Exercise = Return all the lines below in which the string "data" appears.
····················
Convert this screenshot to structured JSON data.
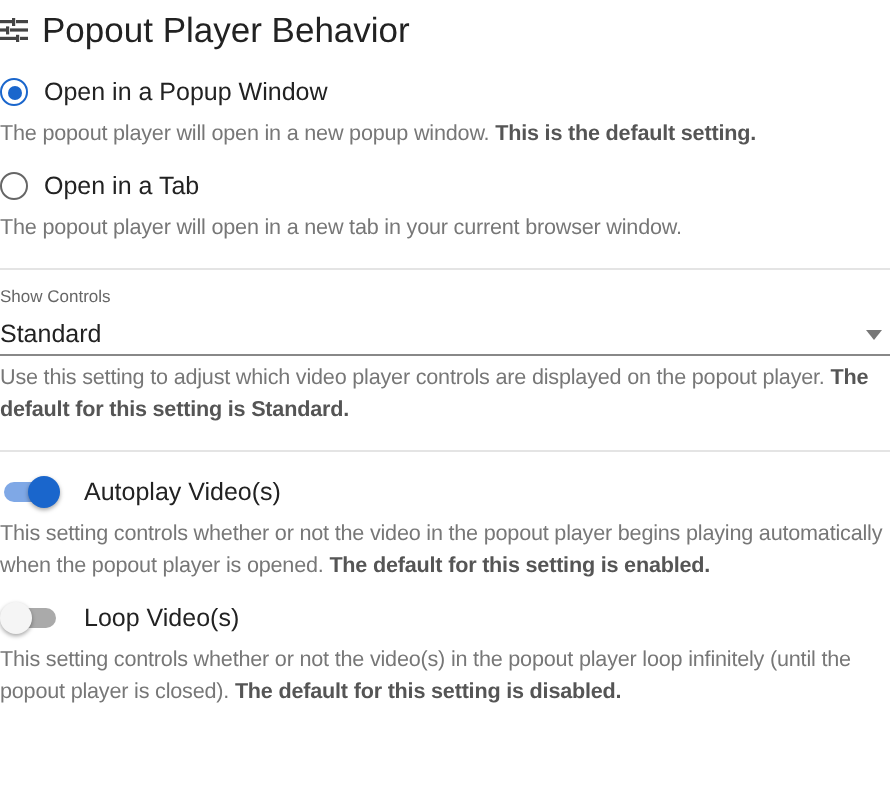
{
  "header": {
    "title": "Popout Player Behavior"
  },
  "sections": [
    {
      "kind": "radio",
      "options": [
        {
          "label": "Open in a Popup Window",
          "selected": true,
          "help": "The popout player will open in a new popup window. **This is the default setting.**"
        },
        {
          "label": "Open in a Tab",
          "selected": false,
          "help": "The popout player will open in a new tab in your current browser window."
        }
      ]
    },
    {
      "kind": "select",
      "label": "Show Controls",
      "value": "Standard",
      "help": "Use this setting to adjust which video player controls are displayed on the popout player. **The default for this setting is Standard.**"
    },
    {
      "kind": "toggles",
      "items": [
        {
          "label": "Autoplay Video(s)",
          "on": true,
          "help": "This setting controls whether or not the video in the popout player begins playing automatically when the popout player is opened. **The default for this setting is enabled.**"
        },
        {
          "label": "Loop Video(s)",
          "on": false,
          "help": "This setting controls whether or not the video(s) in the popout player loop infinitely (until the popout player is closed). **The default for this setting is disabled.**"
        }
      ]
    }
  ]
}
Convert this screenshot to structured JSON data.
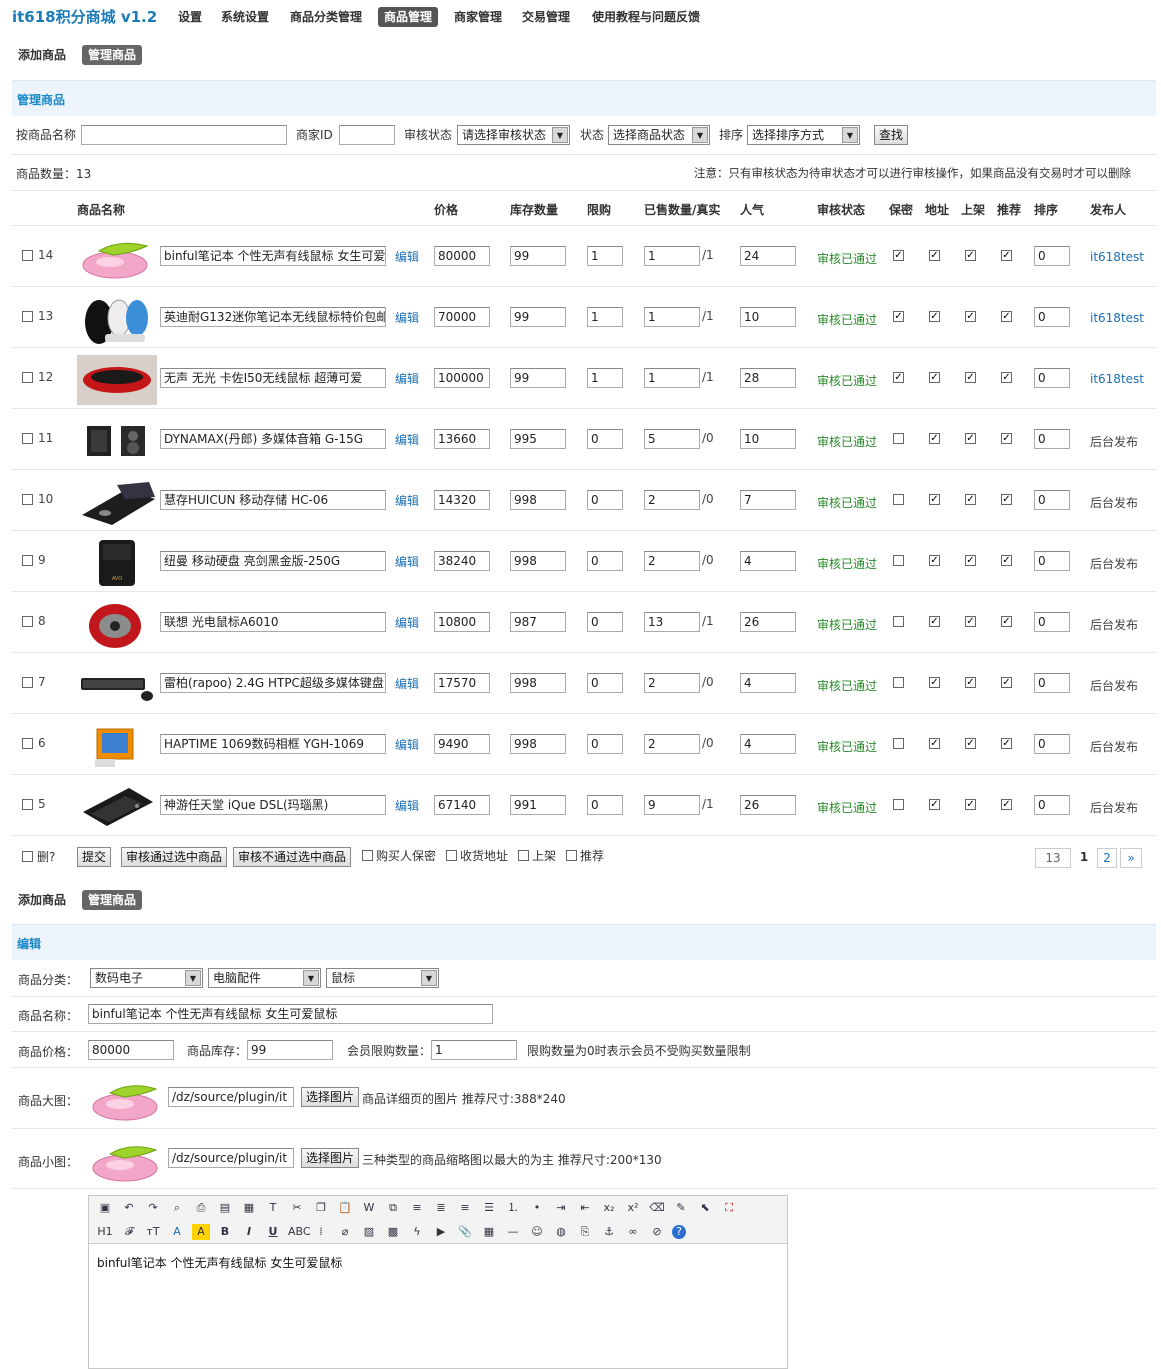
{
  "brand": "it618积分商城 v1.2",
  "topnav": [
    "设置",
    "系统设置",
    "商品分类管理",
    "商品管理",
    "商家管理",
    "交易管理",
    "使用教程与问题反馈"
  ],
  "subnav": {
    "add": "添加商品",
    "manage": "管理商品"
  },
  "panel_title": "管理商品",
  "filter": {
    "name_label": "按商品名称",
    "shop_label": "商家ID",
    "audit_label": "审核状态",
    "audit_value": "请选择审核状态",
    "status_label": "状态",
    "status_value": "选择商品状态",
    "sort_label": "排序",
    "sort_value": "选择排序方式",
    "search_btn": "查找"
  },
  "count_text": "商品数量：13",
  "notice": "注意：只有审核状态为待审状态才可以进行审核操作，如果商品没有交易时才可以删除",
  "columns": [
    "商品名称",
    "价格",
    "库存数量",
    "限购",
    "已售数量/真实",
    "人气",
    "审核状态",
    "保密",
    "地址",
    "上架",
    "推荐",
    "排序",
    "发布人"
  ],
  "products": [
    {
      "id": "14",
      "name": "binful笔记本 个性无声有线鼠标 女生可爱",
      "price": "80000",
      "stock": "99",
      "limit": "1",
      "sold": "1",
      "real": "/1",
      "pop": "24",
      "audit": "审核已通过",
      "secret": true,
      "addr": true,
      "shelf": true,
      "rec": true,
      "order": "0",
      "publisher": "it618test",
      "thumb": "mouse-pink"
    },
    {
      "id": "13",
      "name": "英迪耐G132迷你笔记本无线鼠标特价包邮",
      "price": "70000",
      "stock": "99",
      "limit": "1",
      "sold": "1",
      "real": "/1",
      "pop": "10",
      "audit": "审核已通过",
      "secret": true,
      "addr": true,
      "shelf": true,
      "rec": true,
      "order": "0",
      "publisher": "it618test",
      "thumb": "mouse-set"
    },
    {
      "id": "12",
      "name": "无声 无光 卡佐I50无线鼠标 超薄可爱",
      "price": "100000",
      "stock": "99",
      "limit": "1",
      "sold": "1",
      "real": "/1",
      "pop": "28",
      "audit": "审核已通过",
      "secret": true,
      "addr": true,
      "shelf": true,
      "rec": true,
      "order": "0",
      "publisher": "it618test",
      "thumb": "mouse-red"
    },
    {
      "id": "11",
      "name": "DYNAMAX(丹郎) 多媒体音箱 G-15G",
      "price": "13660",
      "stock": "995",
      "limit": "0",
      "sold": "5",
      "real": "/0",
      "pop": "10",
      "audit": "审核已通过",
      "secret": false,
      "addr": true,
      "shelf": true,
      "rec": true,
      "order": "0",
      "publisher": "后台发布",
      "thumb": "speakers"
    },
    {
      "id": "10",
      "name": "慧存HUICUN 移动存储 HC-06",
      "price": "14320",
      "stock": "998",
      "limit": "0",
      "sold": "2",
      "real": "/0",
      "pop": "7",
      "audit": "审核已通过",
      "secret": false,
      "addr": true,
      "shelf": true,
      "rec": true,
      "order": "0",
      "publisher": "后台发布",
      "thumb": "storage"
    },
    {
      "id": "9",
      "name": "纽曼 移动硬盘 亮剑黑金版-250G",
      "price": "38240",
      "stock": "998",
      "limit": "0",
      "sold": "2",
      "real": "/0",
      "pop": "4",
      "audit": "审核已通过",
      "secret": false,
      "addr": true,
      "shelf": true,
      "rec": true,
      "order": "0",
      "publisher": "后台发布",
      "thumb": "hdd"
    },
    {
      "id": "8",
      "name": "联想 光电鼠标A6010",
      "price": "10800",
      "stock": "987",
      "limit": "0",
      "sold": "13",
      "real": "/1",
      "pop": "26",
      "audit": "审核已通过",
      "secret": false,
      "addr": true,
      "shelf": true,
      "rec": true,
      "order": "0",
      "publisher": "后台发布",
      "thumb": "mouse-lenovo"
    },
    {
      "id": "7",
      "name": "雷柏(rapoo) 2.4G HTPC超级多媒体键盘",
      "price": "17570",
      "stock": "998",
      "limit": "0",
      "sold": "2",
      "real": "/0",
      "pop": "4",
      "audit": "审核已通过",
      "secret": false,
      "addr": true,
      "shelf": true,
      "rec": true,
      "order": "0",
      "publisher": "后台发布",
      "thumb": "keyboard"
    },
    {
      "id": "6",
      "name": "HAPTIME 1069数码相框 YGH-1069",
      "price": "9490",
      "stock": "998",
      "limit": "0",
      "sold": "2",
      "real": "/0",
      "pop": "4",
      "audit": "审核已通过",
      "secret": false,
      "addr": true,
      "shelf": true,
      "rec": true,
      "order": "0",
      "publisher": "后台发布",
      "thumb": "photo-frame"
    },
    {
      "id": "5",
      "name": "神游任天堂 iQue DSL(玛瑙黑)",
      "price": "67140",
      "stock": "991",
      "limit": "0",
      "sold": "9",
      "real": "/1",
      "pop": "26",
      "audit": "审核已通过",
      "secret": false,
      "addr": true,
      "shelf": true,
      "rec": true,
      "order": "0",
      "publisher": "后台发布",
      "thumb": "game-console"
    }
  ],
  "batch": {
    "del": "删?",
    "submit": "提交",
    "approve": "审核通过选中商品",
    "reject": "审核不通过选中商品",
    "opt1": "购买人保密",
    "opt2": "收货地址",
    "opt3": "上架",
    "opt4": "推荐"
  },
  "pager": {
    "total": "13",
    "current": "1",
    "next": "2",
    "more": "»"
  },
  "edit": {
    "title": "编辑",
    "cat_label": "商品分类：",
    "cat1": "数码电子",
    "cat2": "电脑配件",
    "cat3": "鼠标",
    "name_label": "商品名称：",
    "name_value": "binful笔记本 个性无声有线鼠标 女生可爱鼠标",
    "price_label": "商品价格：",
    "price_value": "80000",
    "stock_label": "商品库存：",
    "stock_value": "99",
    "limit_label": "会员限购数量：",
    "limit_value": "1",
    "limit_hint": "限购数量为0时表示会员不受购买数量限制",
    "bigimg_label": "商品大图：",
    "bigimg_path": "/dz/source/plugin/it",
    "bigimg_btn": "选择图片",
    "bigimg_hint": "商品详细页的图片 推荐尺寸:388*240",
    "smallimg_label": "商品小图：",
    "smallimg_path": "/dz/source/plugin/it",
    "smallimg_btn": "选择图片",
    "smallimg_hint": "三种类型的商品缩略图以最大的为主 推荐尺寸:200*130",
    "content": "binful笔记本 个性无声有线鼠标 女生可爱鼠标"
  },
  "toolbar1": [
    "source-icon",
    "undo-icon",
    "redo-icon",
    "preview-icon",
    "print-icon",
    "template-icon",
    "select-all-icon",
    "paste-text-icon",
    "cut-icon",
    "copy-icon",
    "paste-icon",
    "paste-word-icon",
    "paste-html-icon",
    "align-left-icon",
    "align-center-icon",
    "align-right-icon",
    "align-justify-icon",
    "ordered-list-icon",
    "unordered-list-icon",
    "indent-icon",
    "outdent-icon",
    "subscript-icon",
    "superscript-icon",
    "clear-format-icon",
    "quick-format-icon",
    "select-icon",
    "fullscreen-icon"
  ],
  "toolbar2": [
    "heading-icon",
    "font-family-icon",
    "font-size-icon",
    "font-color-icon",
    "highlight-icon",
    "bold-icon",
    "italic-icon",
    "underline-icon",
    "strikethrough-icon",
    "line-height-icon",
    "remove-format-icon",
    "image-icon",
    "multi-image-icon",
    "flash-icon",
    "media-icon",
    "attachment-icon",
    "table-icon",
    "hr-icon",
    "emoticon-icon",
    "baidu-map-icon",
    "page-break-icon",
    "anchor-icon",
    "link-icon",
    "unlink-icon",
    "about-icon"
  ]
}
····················
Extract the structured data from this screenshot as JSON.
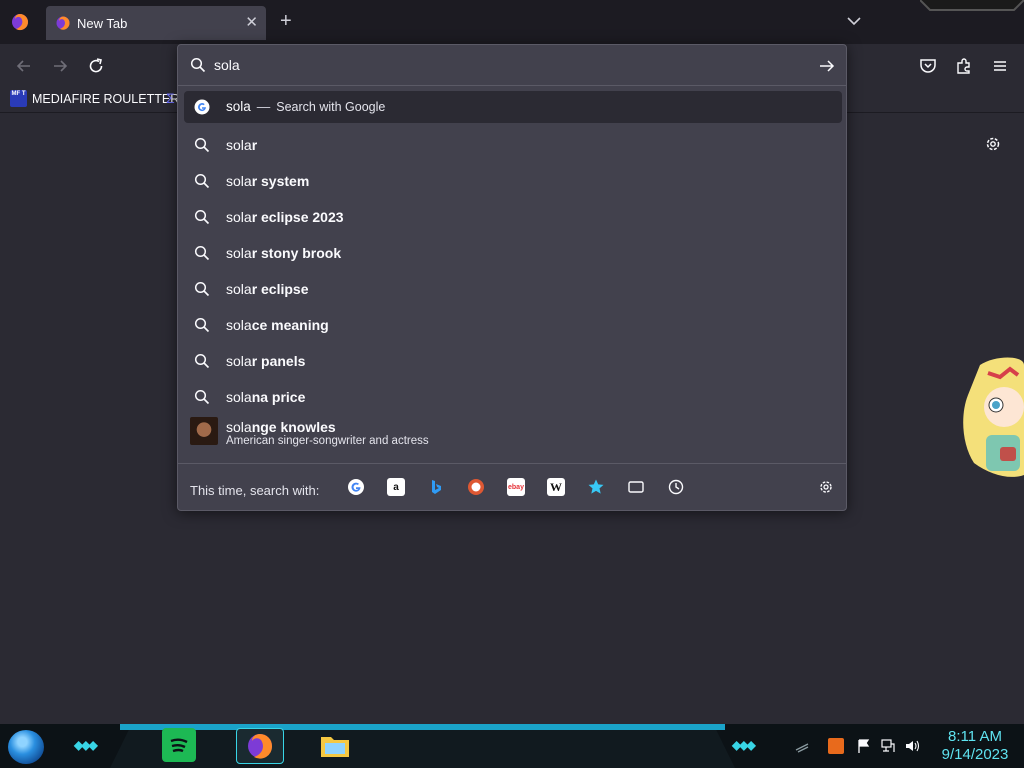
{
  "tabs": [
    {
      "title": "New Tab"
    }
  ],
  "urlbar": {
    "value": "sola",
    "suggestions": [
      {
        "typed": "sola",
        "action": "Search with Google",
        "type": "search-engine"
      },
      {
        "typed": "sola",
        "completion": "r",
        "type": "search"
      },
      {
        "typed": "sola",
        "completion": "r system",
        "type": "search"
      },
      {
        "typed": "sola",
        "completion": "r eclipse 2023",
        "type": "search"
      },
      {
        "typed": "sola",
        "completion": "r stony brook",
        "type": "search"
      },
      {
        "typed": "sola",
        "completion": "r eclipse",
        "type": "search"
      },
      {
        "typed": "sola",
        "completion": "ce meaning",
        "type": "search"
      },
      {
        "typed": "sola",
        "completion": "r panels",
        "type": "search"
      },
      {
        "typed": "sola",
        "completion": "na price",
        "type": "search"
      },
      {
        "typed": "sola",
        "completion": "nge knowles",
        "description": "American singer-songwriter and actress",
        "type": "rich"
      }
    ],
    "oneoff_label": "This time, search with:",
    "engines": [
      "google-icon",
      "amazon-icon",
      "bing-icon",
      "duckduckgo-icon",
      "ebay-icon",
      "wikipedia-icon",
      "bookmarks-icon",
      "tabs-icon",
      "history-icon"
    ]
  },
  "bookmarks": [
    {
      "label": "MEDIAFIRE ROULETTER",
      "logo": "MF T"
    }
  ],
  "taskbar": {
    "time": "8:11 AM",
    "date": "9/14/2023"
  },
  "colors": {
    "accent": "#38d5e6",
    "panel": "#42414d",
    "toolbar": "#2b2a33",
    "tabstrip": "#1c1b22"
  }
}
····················
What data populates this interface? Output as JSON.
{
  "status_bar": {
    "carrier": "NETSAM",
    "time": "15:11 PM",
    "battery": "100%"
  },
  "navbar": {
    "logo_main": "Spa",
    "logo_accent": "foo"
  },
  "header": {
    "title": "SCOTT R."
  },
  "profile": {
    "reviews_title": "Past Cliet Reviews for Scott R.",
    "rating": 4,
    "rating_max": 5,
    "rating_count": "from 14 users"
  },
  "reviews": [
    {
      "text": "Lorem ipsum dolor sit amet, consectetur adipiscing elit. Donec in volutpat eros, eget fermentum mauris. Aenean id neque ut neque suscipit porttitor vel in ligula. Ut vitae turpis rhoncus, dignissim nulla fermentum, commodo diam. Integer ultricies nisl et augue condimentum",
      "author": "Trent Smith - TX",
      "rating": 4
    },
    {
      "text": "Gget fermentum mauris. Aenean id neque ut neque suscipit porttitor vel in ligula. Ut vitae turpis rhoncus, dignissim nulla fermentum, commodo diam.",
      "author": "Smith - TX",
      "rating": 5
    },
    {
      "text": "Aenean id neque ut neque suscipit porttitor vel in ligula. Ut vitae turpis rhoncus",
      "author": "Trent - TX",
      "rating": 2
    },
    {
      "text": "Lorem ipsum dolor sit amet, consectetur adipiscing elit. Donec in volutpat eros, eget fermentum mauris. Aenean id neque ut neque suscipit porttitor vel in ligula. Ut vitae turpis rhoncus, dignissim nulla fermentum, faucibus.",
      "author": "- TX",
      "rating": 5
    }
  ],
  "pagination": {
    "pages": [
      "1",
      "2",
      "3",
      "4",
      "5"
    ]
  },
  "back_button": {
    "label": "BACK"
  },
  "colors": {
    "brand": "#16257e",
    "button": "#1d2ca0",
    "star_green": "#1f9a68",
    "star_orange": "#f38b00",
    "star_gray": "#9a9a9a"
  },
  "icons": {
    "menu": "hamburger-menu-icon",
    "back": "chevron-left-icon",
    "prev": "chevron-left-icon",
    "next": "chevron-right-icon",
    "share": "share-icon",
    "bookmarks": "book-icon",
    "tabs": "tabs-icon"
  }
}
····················
Exercise output =
Convert this screenshot to structured JSON data.
Convert this screenshot to structured JSON data.
Extract the structured data from this screenshot as JSON.
What data populates this interface? Output as JSON.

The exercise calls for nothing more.